Israel is Not an Apartheid State

Israel is Not an Apartheid State

Apartheid is a state-sanctioned system of racial separation and discrimination which dominated nearly every aspect
of daily life in South Africa between 1948 and 1994. The accusation that Israel is an apartheid state is both factually
and morally incorrect. It is a misuse of this abhorrent label to describe Israel, a society like our own, where equal
rights for all are enshrined in Israel’s founding document, the Declaration of Independence. In South Africa, those
who were white enjoyed rights and privileges that black citizens were denied and racist laws forced citizens to live in
separate areas and attend separate schools. Segregation and discrimination extended to ownership rights, the
holding of public office, voting, church attendance and even burial. In contrast, Israel offers full political rights under
one set of laws that extends to all citizens and minorities.

Israel, like every liberal democracy, faces challenges in ensuring fair and equitable treatment of its minority citizens.
Nevertheless, Israel’s track record compares favorably with other pluralistic democracies, especially when
considering how precarious and vulnerable the state was for much of its existence. For example, Hebrew and Arabic
are both official languages and Israeli Arabs are represented at the highest levels of public office. This includes
serving as Supreme Court Judges, state ambassadors, members of the Israeli parliament (the Knesset) and
government cabinet ministers. Freedoms we all cherish, such as freedom of press, speech and religion, are also
centerpieces within Israeli law. All Israeli citizens – Muslims, Christians and Jews, along with significant Druze and
Bahá’í populations – enjoy equal political rights and legal protection of their holy sites.

Faced with this evidence, some detractors say the “apartheid accusation” instead applies to the non-citizen
Palestinian populations of Gaza and the West Bank. The situation here needs to be viewed in the context of a
protracted and complex conflict between both sides. In regard to Gaza, Israel disengaged completely in 2005 and
responded to Hamas’ takeover in 2006 by imposing a legal naval blockade on the territory.

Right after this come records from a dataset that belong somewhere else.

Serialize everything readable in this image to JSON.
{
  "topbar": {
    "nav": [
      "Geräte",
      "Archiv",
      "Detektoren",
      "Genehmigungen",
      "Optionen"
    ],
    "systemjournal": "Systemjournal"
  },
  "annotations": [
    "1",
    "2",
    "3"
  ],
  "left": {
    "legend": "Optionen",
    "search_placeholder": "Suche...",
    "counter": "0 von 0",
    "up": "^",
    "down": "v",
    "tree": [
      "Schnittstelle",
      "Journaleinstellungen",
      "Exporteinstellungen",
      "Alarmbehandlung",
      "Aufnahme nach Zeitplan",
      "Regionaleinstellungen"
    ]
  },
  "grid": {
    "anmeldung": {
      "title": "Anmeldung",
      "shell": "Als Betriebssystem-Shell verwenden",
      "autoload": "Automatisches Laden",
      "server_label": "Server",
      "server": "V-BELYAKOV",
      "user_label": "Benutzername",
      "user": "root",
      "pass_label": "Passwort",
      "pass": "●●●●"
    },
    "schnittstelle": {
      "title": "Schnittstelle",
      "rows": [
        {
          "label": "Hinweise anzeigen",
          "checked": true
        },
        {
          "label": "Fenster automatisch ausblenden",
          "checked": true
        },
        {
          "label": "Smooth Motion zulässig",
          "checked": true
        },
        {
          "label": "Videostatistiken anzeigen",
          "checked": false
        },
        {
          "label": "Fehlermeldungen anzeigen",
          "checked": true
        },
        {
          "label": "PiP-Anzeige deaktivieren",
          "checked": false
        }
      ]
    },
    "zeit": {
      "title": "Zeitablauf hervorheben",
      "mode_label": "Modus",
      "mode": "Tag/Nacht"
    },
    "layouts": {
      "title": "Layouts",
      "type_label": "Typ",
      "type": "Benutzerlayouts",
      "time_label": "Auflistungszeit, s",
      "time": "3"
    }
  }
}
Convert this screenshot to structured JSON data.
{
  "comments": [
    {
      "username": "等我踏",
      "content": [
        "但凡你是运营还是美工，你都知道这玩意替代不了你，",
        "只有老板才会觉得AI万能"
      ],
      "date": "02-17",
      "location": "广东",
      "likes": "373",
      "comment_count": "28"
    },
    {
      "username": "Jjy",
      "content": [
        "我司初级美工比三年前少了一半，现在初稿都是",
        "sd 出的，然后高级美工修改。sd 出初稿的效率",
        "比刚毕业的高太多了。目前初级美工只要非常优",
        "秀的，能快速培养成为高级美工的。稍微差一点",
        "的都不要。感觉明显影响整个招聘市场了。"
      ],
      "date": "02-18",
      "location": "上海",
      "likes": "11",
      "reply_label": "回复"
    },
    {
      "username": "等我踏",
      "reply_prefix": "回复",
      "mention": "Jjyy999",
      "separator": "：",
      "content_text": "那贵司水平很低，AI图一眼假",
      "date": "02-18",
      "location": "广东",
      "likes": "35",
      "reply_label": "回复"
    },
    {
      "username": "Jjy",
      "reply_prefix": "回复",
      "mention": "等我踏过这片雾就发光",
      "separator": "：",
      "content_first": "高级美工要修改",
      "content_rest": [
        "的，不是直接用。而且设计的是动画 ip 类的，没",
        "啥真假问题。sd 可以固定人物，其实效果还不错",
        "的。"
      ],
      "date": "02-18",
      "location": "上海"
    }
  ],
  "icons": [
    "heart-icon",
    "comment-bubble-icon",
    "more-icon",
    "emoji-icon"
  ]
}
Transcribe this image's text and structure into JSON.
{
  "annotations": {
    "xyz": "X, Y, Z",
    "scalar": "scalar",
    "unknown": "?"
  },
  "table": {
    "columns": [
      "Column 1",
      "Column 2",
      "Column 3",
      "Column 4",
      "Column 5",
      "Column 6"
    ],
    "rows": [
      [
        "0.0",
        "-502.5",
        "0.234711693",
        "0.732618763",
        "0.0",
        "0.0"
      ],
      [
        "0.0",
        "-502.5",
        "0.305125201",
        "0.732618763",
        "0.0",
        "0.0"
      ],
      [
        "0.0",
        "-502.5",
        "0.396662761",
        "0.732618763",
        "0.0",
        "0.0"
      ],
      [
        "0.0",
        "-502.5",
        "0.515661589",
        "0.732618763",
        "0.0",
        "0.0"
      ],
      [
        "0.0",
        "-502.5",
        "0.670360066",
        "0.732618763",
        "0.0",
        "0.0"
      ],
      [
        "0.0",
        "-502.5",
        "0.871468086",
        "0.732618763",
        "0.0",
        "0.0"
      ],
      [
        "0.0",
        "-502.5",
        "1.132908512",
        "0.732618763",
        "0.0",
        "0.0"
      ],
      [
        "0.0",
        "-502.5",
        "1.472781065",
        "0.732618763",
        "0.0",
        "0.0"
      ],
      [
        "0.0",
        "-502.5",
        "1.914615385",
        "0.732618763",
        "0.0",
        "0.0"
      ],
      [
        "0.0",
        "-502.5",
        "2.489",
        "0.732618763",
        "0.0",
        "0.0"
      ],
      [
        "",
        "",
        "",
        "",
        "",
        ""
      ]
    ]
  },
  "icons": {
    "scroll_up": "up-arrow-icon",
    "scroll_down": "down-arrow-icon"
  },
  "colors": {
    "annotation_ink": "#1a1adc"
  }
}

While it is tragic that this
negatively affects the civilian population of the Gaza Strip, it is important to remember that Israel was left with little
option as Hamas refuses to recognize Israel and has indiscriminately fired thousands of rockets into Sderot and
other vulnerable Israeli communities. While it is legitimate to take a range of critical positions about Israeli
government policy – as occurs within Israeli society itself – using the term Apartheid only muddles our

In the West Bank, the Palestinian Authority oversees much of the security and social concerns of Palestinian
residents. Check points, security roads, identification cards and security barriers separate Palestinian residents of
the West Bank and Gaza from Israel’s citizens, providing physical security from the threat of attacks. A balance is
required to ensure security for Israelis while working to ease pressure on Palestinians. This issue is constantly
debated in Israel, and the High Court has heard many Palestinian submissions. Rather than misusing the concept of
‘apartheid’, critics should look for means to work with people of goodwill on both sides to advance towards a
negotiated two-state solution that will meet the aspirations of both peoples.

While some ill-willed parties continue to abuse the term ‘Apartheid’ in order to detract from Israel’s legitimacy, others,
including the African-American student leaders of the Vanguard Leadership Group, have taken offense at this
misuse. Those promoting the Apartheid allegation are simply exploiting this term to tell an anti-Israel story that
undermines Israel’s right to exist by falsely equating Israel to racist and genocidal regimes.